Cotton is one of the strongest and most durable fibers known to man, and has historically been used for archiving purposes. Papers manufactured from cotton fiber will last longer and hold up better under repeated handling and various environmental conditions than paper made from wood pulp. Generally, given reasonable care, a consumer can expect one year of usable life for every 1% of cotton contained in the sheet. Paper made with 100% cotton content can be expected to live at least 100 years.
Recycled Paper is paper that contains a percentage of recovered fiber. Post Consumer Fiber is fiber that comes from paper products that have reached the end consumer and were recycled back into the papermaking process. This could include paper, paperboard, and fibrous wastes from retail stores, office buildings, or homes. Typical examples are old newspapers and magazines. By reclaiming and incorporating PCF into the paper making process, Southworth helps to extend the fiber supply, reducing pressure on forests, reducing mill emissions and cutting back on solid waste.
Southworth manufactures a number of recycled papers containing Post Consumer Fiber (PCF). See the following chart for a partial list that details the recycled content for each product grouping. And don’t forget that cotton is a 100% natural fiber that is made from renewable and recovered materials.
Southworth produces ECF (Elemental Chlorine Free) paper. Chlorine has traditionally been used to give paper its white appearance and to remove lignin, an element of wood fiber that yellows paper. Elemental Chlorine Free (ECF) papers are produced from pulp that has been bleached with a chlorine derivative such as chlorine dioxide, but without elemental chlorine. The use of ECF bleaching is an excellent technology choice for sustainable pulp and paper manufacturing. It eliminates the formation of dioxin, it allows for a greater yield of pulp, and it creates a stronger, more sustainable and recyclable product. The U.S. Environmental Protection Agency (EPA) recognizes elemental chlorine free (ECF) bleaching as a “best available technology.”
The Forest Stewardship Council™, or FSC®, is an independent, non-profit organization that has established a certification system to promote the responsible management of the world’s forests. Chain of Custody certification provides the assurance that Southworth is maintaining a control system that tracks materials it sources from the forest to the end consumer, through all stages of transportation, manufacturing, and final distribution.
Southworth is proud to have earned FSC® Chain of Custody certification on the company’s 25% Cotton Fiber Business Papers, 25% Cotton Recycled Paper, 25% Cotton Linen Business Paper, Metalo® Specialty Paper, Premium Laser Paper, New Leaf Resume, and New Leaf Business Paper products.

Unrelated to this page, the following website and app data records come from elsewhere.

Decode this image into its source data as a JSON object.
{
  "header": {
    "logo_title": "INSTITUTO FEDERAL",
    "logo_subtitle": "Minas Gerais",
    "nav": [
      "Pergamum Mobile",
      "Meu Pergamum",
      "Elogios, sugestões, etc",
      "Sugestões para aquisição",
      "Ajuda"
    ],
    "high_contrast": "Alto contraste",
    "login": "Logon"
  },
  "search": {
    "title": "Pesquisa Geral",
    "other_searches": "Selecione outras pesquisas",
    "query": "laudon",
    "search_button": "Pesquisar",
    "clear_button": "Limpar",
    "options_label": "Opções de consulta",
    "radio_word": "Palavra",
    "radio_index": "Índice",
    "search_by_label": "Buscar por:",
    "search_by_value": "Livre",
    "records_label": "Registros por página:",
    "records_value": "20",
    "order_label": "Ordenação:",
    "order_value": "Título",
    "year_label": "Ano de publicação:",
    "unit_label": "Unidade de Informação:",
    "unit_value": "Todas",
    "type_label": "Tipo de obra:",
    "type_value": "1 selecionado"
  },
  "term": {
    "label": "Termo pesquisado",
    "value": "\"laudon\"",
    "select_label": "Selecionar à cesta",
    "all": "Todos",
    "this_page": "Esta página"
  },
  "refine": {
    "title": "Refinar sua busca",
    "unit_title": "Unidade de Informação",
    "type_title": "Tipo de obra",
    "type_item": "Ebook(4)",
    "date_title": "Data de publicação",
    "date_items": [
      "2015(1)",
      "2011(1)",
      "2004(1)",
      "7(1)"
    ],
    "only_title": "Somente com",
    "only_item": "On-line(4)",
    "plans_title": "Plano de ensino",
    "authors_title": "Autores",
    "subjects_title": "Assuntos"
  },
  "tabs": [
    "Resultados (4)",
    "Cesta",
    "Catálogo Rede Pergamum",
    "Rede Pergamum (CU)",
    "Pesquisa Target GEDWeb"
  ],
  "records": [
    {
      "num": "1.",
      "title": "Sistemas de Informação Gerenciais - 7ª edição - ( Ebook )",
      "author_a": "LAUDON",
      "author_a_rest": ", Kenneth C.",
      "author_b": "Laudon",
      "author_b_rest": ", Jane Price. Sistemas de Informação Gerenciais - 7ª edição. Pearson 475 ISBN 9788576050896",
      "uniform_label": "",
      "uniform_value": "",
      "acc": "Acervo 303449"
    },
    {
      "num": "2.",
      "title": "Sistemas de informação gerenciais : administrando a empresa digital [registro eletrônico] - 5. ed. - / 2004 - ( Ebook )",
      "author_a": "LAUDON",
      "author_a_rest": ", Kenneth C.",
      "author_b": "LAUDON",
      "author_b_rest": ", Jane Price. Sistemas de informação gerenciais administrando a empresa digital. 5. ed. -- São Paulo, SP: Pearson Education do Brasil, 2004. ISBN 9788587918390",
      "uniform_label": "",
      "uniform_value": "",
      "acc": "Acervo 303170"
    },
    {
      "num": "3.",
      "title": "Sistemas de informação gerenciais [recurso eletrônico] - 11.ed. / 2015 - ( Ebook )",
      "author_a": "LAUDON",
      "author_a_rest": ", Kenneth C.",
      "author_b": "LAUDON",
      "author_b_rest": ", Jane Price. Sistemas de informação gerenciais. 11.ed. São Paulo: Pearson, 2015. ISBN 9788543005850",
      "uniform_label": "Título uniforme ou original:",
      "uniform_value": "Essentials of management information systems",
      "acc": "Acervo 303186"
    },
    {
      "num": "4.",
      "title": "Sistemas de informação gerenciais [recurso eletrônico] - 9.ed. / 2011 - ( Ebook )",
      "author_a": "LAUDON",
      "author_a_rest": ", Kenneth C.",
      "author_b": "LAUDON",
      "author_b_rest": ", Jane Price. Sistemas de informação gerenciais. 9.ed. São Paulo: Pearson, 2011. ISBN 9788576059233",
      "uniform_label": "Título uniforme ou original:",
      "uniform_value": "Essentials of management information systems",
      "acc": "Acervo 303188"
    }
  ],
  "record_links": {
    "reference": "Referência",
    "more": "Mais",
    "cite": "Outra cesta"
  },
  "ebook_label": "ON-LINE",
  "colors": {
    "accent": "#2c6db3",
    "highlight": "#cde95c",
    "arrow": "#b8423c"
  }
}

Following is a list of Southworth products that have been certified to display the FSC® label.
Please look for FSC® certified products
To view Southworth FSC® certified products click on appropriate link below: